A Nakoma Realty Company Billboard located at the corner of Breese Terrace and University Avenue, Madison, Wisconsin. From the Wisconsin Historical Society Archives collection. (WHi)(D487)9372
In the United States the first suburban plans developed around the more populous and congested cities and were often located some distance from the city. These new communities departed from the prevailing grid by establishing system of curvilinear streets and open areas. For example, Olmsted, Vaux and Company's 1869 plan for the Chicago suburb of Riverside, proposed a curvilinear plan to "suggest and imply leisure, contemplativeness and happy tranquility."

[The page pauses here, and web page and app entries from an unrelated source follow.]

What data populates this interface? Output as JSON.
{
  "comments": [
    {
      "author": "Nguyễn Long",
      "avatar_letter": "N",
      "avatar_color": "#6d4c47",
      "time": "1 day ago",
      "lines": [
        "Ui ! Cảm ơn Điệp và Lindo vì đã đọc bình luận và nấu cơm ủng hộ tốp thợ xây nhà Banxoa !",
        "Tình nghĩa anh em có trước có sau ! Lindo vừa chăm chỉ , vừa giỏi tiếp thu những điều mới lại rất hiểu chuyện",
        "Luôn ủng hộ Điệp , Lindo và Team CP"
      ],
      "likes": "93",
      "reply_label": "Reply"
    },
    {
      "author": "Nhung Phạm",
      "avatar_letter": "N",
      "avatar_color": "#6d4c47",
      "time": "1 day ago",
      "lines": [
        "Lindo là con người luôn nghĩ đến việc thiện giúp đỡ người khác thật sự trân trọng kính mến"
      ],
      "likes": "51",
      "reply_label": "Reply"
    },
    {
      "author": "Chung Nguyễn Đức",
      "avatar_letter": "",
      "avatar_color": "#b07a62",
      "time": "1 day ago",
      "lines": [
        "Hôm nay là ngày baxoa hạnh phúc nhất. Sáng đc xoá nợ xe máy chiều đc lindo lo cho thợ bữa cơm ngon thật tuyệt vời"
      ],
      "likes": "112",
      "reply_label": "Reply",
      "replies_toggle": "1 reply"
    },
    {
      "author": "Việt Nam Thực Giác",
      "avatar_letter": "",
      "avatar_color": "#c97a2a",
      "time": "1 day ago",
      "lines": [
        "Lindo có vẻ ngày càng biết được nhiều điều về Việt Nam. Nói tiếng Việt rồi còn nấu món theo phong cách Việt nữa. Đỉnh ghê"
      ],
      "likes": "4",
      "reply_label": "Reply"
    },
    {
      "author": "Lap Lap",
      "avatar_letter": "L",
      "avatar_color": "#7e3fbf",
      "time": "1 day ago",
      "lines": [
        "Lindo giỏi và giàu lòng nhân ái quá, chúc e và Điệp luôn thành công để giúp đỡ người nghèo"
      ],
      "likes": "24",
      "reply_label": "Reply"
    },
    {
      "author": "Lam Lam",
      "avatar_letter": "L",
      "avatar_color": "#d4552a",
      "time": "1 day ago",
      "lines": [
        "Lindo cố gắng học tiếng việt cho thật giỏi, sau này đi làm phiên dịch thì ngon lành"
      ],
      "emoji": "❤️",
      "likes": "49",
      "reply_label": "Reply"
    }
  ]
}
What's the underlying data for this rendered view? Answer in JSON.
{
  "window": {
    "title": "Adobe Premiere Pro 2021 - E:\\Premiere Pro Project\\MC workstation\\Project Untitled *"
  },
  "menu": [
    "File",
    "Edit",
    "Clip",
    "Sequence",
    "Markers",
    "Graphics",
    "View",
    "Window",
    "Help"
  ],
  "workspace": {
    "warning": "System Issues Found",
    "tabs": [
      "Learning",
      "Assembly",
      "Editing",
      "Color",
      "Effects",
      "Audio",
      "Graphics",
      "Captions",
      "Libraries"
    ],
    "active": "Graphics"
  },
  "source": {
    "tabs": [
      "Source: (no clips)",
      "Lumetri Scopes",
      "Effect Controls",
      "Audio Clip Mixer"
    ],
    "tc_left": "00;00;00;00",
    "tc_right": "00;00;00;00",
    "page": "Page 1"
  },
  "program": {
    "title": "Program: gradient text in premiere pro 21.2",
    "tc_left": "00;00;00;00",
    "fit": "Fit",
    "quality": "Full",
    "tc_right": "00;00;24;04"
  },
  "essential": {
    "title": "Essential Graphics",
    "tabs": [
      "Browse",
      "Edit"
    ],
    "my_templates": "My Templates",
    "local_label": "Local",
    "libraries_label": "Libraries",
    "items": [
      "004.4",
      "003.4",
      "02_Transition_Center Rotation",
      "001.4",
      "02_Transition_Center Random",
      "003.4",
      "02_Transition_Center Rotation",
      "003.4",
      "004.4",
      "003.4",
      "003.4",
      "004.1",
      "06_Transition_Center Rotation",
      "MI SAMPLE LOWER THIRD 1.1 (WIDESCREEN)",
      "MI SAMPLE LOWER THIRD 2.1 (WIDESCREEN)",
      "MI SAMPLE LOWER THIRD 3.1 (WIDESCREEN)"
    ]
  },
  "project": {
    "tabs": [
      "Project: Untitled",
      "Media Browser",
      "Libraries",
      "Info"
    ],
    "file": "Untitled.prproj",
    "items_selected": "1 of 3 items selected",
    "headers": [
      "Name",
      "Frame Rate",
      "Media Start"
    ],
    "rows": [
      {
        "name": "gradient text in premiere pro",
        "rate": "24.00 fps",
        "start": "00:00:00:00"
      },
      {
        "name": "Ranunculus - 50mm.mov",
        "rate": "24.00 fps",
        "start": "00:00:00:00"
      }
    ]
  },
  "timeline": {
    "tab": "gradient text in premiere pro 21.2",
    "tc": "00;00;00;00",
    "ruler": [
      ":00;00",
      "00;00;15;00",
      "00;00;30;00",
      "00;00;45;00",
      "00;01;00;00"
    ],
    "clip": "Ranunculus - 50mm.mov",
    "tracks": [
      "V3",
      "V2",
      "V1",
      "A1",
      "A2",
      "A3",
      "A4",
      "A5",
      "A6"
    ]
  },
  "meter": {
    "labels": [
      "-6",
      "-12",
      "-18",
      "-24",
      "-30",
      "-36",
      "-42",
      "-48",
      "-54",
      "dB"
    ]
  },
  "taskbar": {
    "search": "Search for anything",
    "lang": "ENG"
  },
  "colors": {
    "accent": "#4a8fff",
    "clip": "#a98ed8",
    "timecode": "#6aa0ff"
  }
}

Early success of a planned neighborhood depended on establishing clear boundaries within which the developer could retain control. These boundaries often included natural features, such as waterways or steep slopes, or bordering institutional properties, such as religious or academic campuses. In many of the more successful developments, such as College Hills outside of Madison and Washington Highlands in Wauwatosa, a landscape architect or designer was hired to lay out the subdivision and to select the home sites. As a result, these neighborhoods used the varied topography of their settings to create a bucolic landscape.
Many planned neighborhoods also used deed restrictions to control land use, setbacks, maintenance of open space, sale of liquor, owner occupancy, and outbuildings. Architectural approvals were often required to create visual cohesiveness and an overall sense of scale and design. In Waukesha, Caples' Parkimposed further restrictions upon the minimum price of houses to be erected as a means to enforce social exclusivity. Some deed restrictions also limited residency by race and religious background, creating segregated enclaves that were later ruled unconstitutional.
The end of World War II brought dramatic changes in suburban planning and building practices. To provide much need housing stock, builders applied the principles of mass production, standardization and prefabrication to house construction. The wide availability of FHA and GI Bill home loans contributed to the emergence of a new class of developer, the "merchant builder," who acquired large tracts of land upon which houses could be constructed quickly. For many Americans these changes allowed for the realization their dream of home ownership.
More examples from the National Register:
Nakoma Historic District, Madison
Washington Highlands Historic District, Wauwatosa
North Grant Boulevard Historic District, Milwaukee
Caples' Park Historic District, Waukesha
College Hills Historic District, Shorewood Hills